╭──

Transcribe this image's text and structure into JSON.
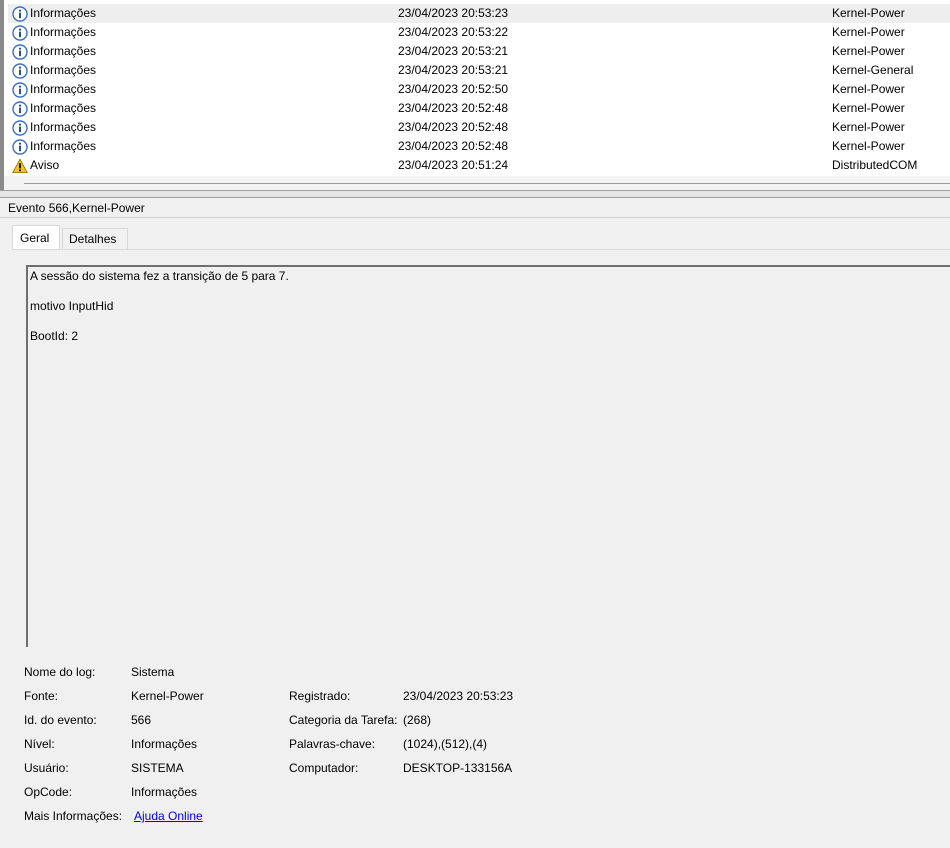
{
  "events": [
    {
      "level": "Informações",
      "icon": "info-icon",
      "datetime": "23/04/2023 20:53:23",
      "source": "Kernel-Power",
      "selected": true
    },
    {
      "level": "Informações",
      "icon": "info-icon",
      "datetime": "23/04/2023 20:53:22",
      "source": "Kernel-Power"
    },
    {
      "level": "Informações",
      "icon": "info-icon",
      "datetime": "23/04/2023 20:53:21",
      "source": "Kernel-Power"
    },
    {
      "level": "Informações",
      "icon": "info-icon",
      "datetime": "23/04/2023 20:53:21",
      "source": "Kernel-General"
    },
    {
      "level": "Informações",
      "icon": "info-icon",
      "datetime": "23/04/2023 20:52:50",
      "source": "Kernel-Power"
    },
    {
      "level": "Informações",
      "icon": "info-icon",
      "datetime": "23/04/2023 20:52:48",
      "source": "Kernel-Power"
    },
    {
      "level": "Informações",
      "icon": "info-icon",
      "datetime": "23/04/2023 20:52:48",
      "source": "Kernel-Power"
    },
    {
      "level": "Informações",
      "icon": "info-icon",
      "datetime": "23/04/2023 20:52:48",
      "source": "Kernel-Power"
    },
    {
      "level": "Aviso",
      "icon": "warning-icon",
      "datetime": "23/04/2023 20:51:24",
      "source": "DistributedCOM"
    }
  ],
  "detail": {
    "header": "Evento 566,Kernel-Power",
    "tabs": {
      "general": "Geral",
      "details": "Detalhes"
    },
    "description": [
      "A sessão do sistema fez a transição de 5 para 7.",
      "motivo InputHid",
      "BootId: 2"
    ],
    "properties": {
      "log_name_label": "Nome do log:",
      "log_name": "Sistema",
      "source_label": "Fonte:",
      "source": "Kernel-Power",
      "logged_label": "Registrado:",
      "logged": "23/04/2023 20:53:23",
      "event_id_label": "Id. do evento:",
      "event_id": "566",
      "task_category_label": "Categoria da Tarefa:",
      "task_category": "(268)",
      "level_label": "Nível:",
      "level": "Informações",
      "keywords_label": "Palavras-chave:",
      "keywords": "(1024),(512),(4)",
      "user_label": "Usuário:",
      "user": "SISTEMA",
      "computer_label": "Computador:",
      "computer": "DESKTOP-133156A",
      "opcode_label": "OpCode:",
      "opcode": "Informações",
      "more_info_label": "Mais Informações:",
      "more_info_link": "Ajuda Online"
    }
  },
  "colors": {
    "info": "#3b6fc4",
    "warning": "#f5c518",
    "link": "#0000ee"
  }
}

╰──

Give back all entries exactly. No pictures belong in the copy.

Transcribe this image's text and structure into JSON.
{
  "events": [
    {
      "level": "Informações",
      "icon": "info-icon",
      "datetime": "23/04/2023 20:53:23",
      "source": "Kernel-Power",
      "selected": true
    },
    {
      "level": "Informações",
      "icon": "info-icon",
      "datetime": "23/04/2023 20:53:22",
      "source": "Kernel-Power"
    },
    {
      "level": "Informações",
      "icon": "info-icon",
      "datetime": "23/04/2023 20:53:21",
      "source": "Kernel-Power"
    },
    {
      "level": "Informações",
      "icon": "info-icon",
      "datetime": "23/04/2023 20:53:21",
      "source": "Kernel-General"
    },
    {
      "level": "Informações",
      "icon": "info-icon",
      "datetime": "23/04/2023 20:52:50",
      "source": "Kernel-Power"
    },
    {
      "level": "Informações",
      "icon": "info-icon",
      "datetime": "23/04/2023 20:52:48",
      "source": "Kernel-Power"
    },
    {
      "level": "Informações",
      "icon": "info-icon",
      "datetime": "23/04/2023 20:52:48",
      "source": "Kernel-Power"
    },
    {
      "level": "Informações",
      "icon": "info-icon",
      "datetime": "23/04/2023 20:52:48",
      "source": "Kernel-Power"
    },
    {
      "level": "Aviso",
      "icon": "warning-icon",
      "datetime": "23/04/2023 20:51:24",
      "source": "DistributedCOM"
    }
  ],
  "detail": {
    "header": "Evento 566,Kernel-Power",
    "tabs": {
      "general": "Geral",
      "details": "Detalhes"
    },
    "description": [
      "A sessão do sistema fez a transição de 5 para 7.",
      "motivo InputHid",
      "BootId: 2"
    ],
    "properties": {
      "log_name_label": "Nome do log:",
      "log_name": "Sistema",
      "source_label": "Fonte:",
      "source": "Kernel-Power",
      "logged_label": "Registrado:",
      "logged": "23/04/2023 20:53:23",
      "event_id_label": "Id. do evento:",
      "event_id": "566",
      "task_category_label": "Categoria da Tarefa:",
      "task_category": "(268)",
      "level_label": "Nível:",
      "level": "Informações",
      "keywords_label": "Palavras-chave:",
      "keywords": "(1024),(512),(4)",
      "user_label": "Usuário:",
      "user": "SISTEMA",
      "computer_label": "Computador:",
      "computer": "DESKTOP-133156A",
      "opcode_label": "OpCode:",
      "opcode": "Informações",
      "more_info_label": "Mais Informações:",
      "more_info_link": "Ajuda Online"
    }
  },
  "colors": {
    "info": "#3b6fc4",
    "warning": "#f5c518",
    "link": "#0000ee"
  }
}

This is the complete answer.